A NEW tree disease has been confirmed for the first time to cause resinous cankers on Western Hemlock.  

Forest Research officials say the effects of Phytophthora pluvialis were found in seven- to eight-year-old trees that had initially been infected in Cornwall, England. 

In a first-of-its-kind report, scientists isolated several samples of the species from the site for three months and confirmed the symptoms by extensive tests. Cankers had previously been observed in the field, but the research now shows a direct link to P. pluvialis. 

READ MORE: What is Phytophthora Pluvialis? Everything we know so far

The report stated: "Pathogenicity tests were done on seven– to eight-year-old western hemlock.
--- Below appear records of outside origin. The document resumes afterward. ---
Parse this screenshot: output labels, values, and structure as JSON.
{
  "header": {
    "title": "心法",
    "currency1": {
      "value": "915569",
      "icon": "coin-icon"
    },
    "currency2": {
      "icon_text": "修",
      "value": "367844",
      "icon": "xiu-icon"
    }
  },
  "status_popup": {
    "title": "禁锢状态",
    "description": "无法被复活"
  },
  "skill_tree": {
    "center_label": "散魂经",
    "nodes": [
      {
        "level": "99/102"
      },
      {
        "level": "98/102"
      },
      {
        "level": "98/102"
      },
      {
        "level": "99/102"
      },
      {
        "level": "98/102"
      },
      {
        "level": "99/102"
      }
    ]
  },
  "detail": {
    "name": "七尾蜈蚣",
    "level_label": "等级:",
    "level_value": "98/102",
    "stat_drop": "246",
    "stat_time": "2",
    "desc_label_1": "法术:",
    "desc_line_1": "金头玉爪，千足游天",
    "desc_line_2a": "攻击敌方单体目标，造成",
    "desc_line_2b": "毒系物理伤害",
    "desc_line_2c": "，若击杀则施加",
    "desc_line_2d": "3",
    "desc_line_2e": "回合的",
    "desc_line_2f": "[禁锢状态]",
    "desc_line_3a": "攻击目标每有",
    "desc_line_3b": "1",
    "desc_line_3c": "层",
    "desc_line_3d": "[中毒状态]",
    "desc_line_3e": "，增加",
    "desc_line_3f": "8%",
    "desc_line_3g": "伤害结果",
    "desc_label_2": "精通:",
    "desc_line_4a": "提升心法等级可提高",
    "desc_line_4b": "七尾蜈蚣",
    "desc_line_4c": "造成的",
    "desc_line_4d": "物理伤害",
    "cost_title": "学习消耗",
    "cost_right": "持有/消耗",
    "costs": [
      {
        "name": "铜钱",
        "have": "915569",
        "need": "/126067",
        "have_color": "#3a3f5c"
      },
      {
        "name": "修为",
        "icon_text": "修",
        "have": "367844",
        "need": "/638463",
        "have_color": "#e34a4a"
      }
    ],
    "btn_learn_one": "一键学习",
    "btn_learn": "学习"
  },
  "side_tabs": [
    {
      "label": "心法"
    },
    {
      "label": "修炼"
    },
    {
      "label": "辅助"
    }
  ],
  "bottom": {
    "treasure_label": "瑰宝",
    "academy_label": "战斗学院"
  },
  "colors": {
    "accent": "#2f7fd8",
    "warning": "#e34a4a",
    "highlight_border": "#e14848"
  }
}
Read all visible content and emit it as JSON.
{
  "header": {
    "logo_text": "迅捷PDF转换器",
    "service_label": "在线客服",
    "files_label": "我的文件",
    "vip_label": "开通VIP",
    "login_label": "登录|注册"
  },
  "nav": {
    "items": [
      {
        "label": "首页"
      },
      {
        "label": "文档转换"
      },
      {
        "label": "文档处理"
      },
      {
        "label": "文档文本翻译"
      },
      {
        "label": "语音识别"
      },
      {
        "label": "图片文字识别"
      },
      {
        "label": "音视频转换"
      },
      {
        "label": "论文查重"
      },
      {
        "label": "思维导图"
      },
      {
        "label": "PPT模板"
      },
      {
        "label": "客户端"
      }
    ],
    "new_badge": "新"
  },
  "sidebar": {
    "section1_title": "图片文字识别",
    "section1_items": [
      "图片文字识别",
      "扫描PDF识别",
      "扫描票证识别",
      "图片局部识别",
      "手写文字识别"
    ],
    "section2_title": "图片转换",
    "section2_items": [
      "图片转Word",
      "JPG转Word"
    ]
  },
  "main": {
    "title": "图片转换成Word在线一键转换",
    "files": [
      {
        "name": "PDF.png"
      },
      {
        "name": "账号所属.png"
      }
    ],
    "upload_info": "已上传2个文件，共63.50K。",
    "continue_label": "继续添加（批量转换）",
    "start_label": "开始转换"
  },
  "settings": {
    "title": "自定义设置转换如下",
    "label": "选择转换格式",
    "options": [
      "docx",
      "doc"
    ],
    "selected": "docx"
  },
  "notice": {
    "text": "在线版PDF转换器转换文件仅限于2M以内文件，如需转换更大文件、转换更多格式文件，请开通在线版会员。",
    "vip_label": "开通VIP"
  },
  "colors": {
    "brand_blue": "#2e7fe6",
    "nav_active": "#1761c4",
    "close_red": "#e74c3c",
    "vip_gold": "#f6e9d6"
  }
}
A representative isolate of P. pluvialis was used in the trial and six trees were inoculated on stem and branches. 

"After three months, chlorosis of needles close to inoculation points was observed, followed by more widespread needle necrosis and needle cast.

"Cankers formed on inoculated trees were similar to those observed in the field. 

Forestry Journal: Lesions caused by Phytophthora pluvialis observed on western hemlock three months after inoculation.Lesions caused by Phytophthora pluvialis observed on western hemlock three months after inoculation.

"This is the first published report of P. pluvialis causing resinous cankers on western hemlock worldwide." 

Having been discovered in every part of mainland Britain, steps have been taken to fight back against the disease's spread.

READ MORE: Phytophthora pluvialis: What can the spread of Phytophthora ramorum tell us about the outbreak?

Demarcated zones have been set up in the likes of Cornwall, Loch Carron and Gwynedd, with restrictions on timber movement among the measures imposed. 

While it's too early to tell just how serious P. pluvialis, which can also affect the likes of Douglas Fir, could be, there is some concern it could "inflict on [the species] what Phytophthora ramorum did to Japanese larch". 

A Forest Research statement read: "Following the discovery of Phytophthora pluvialis in woodland in Cornwall, we've been conducting analysis which confirms that Phytophthora pluvialis is the direct cause of the symptoms observed on the trees." 

Read the full report, published by the British Society for Plant Pathology, here.